Water voles and licensing
Surveys don’t require a licence, but activities likely to disturb water voles or damage or destroy their burrows will.
Water voles receive partial protection under the Wildlife and Countryside Act 1981 (as amended).
It’s an offence to intentionally or recklessly damage, destroy or obstruct access to any structure or place used by water voles for shelter or protection.
Water voles are also protected against disturbance while within such structures.
Survey, science and research licences
Basic surveys for water voles don’t require a licence, provided that you take steps to avoid intentionally or recklessly disturbing animals in their burrows, or damage to burrows.
You should apply to us for a licence if this can’t be avoided or if scientific or research work could otherwise result in an offence in relation to water voles.
To apply for a licence for a research or educational project, email [email protected].
You should include:
- your name, address and telephone number
- full details of your project – covering what and who will be involved, and where and when
- a completed licence application reference form (if applicable)
If this is your first licence application for this activity, we’ll need two references from you. Your referees should be familiar with your work in this area and able to vouch for your competence.
Social, economic or environmental purposes
A protected species licence application for development projects should not be made until the necessary planning permissions and consents are in place. This should be considered when signing the relevant licence application declaration.
We can license activities for social, economic or environmental reasons (including development) that might affect water voles, as long as:
- the licensed activity will contribute to significant social, economic or environmental benefit
- there is no satisfactory alternative
- there will be no significant negative impact on the conservation status of the species
If water voles are likely to be present on or near to a site, we strongly recommend that a suitably experienced person conducts a survey. Where voles or burrows are found, a species protection plan should be drawn up.
Movement of water voles

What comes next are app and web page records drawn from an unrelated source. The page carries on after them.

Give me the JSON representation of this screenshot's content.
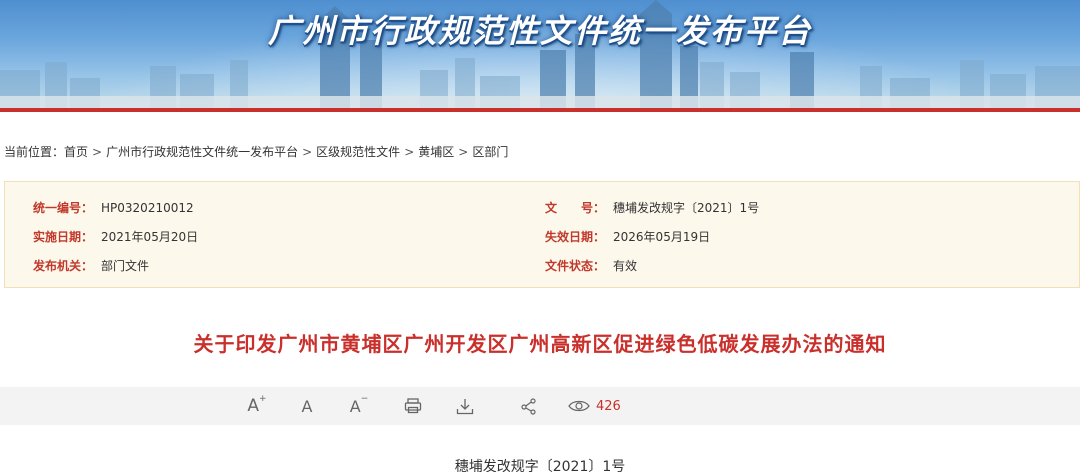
{
  "banner": {
    "title": "广州市行政规范性文件统一发布平台"
  },
  "breadcrumb": {
    "prefix": "当前位置：",
    "items": [
      "首页",
      "广州市行政规范性文件统一发布平台",
      "区级规范性文件",
      "黄埔区",
      "区部门"
    ],
    "separator": ">"
  },
  "info": {
    "serial_label": "统一编号：",
    "serial_value": "HP0320210012",
    "docno_label": "文　　号：",
    "docno_value": "穗埔发改规字〔2021〕1号",
    "effective_label": "实施日期：",
    "effective_value": "2021年05月20日",
    "expiry_label": "失效日期：",
    "expiry_value": "2026年05月19日",
    "issuer_label": "发布机关：",
    "issuer_value": "部门文件",
    "status_label": "文件状态：",
    "status_value": "有效"
  },
  "document": {
    "title": "关于印发广州市黄埔区广州开发区广州高新区促进绿色低碳发展办法的通知",
    "number": "穗埔发改规字〔2021〕1号"
  },
  "toolbar": {
    "font_large": "A",
    "font_large_sup": "+",
    "font_medium": "A",
    "font_small": "A",
    "font_small_sup": "−",
    "print_icon": "print-icon",
    "download_icon": "download-icon",
    "share_icon": "share-icon",
    "view_icon": "eye-icon",
    "view_count": "426"
  },
  "colors": {
    "accent_red": "#c9302c",
    "info_bg": "#fdf8ec",
    "toolbar_bg": "#f3f3f3"
  }
}
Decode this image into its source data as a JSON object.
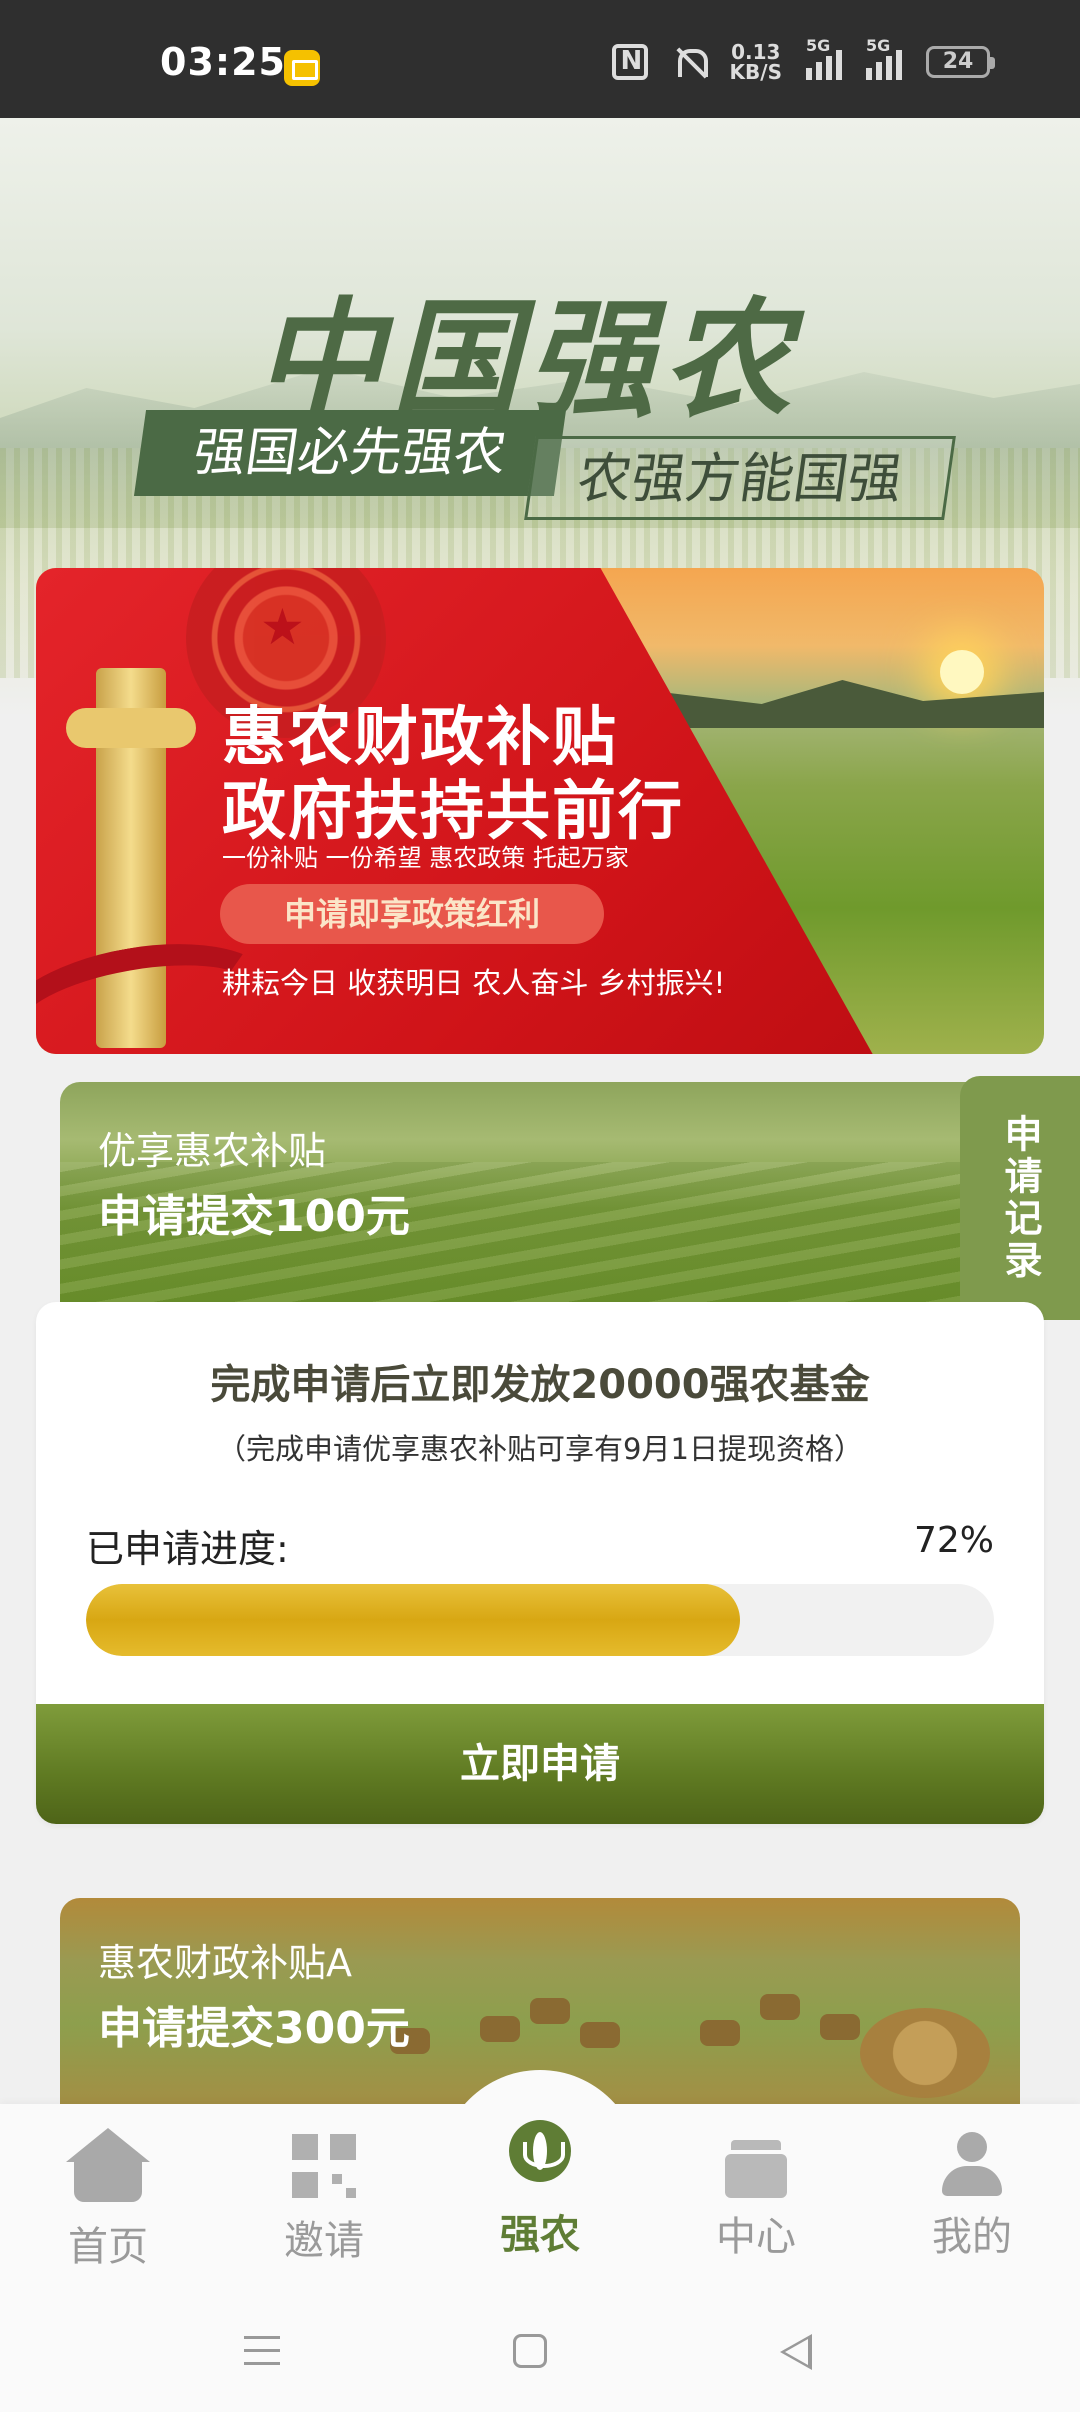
{
  "status_bar": {
    "time": "03:25",
    "net_speed_value": "0.13",
    "net_speed_unit": "KB/S",
    "signal1_label": "5G",
    "signal2_label": "5G",
    "battery": "24",
    "icons": [
      "mail-notification-icon",
      "nfc-icon",
      "mute-icon",
      "signal-icon",
      "signal-icon",
      "battery-icon"
    ]
  },
  "hero": {
    "title": "中国强农",
    "slogan_left": "强国必先强农",
    "slogan_right": "农强方能国强"
  },
  "banner": {
    "title_line1": "惠农财政补贴",
    "title_line2": "政府扶持共前行",
    "subtitle": "一份补贴 一份希望 惠农政策 托起万家",
    "pill": "申请即享政策红利",
    "footer": "耕耘今日 收获明日 农人奋斗 乡村振兴!"
  },
  "subsidy_cards": [
    {
      "label": "优享惠农补贴",
      "amount": "申请提交100元"
    },
    {
      "label": "惠农财政补贴A",
      "amount": "申请提交300元"
    }
  ],
  "apply_record_tab": "申请记录",
  "progress_card": {
    "title": "完成申请后立即发放20000强农基金",
    "note": "（完成申请优享惠农补贴可享有9月1日提现资格）",
    "progress_label": "已申请进度:",
    "progress_percent_text": "72%",
    "progress_value": 0.72,
    "button": "立即申请"
  },
  "bottom_nav": {
    "items": [
      {
        "label": "首页",
        "icon": "home-icon",
        "active": false
      },
      {
        "label": "邀请",
        "icon": "qr-code-icon",
        "active": false
      },
      {
        "label": "强农",
        "icon": "sprout-icon",
        "active": true
      },
      {
        "label": "中心",
        "icon": "box-icon",
        "active": false
      },
      {
        "label": "我的",
        "icon": "user-icon",
        "active": false
      }
    ]
  },
  "colors": {
    "primary_green": "#5f7d35",
    "gold": "#d8a713",
    "banner_red": "#cf1318"
  }
}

Based on recent research findings and experience from ecologists we now advise that trapping and translocation, rather than displacement, is the better option to use when clearing an area of ground which has water voles.
Translocation of water voles requires a licence. Before this can be issued, evidence must be provided for matters such as the:
- provenance of the water voles to be released
- carrying capacity of the receptor site
More guidance on translocations can be found in The Water Vole Mitigation Handbook.
Although live-trapping water voles above ground and away from their burrow entrances does not currently require a licence in Scotland, NatureScot considers their capture and subsequent translocation other than to approved receptor sites nearby, and especially where they are to be used for captive breeding, to be bad practice. This is unlikely to be supported unless part of a carefully planned, agreed strategic approach to water vole conservation that follows the process detailed in the Scottish Code for Conservation Translocations. Any such proposals may also require a consent on a designated site.
Possession of specimens
As water voles are only partially protected in Scotland, it’s not an offence to possess water voles or parts of water voles.
Licence changes and renewals
You should get in touch if you wish to amend a licence. But check your licence conditions first: you may be able to appoint agents and assistants without having to get them named on your licence.
Find out about adding persons to a licence.
You must also remember to contact us to renew your licence. Licences aren’t renewed automatically.
Find out more
If you already have a licence number, include it in the subject line of your email, or have it to hand when you call.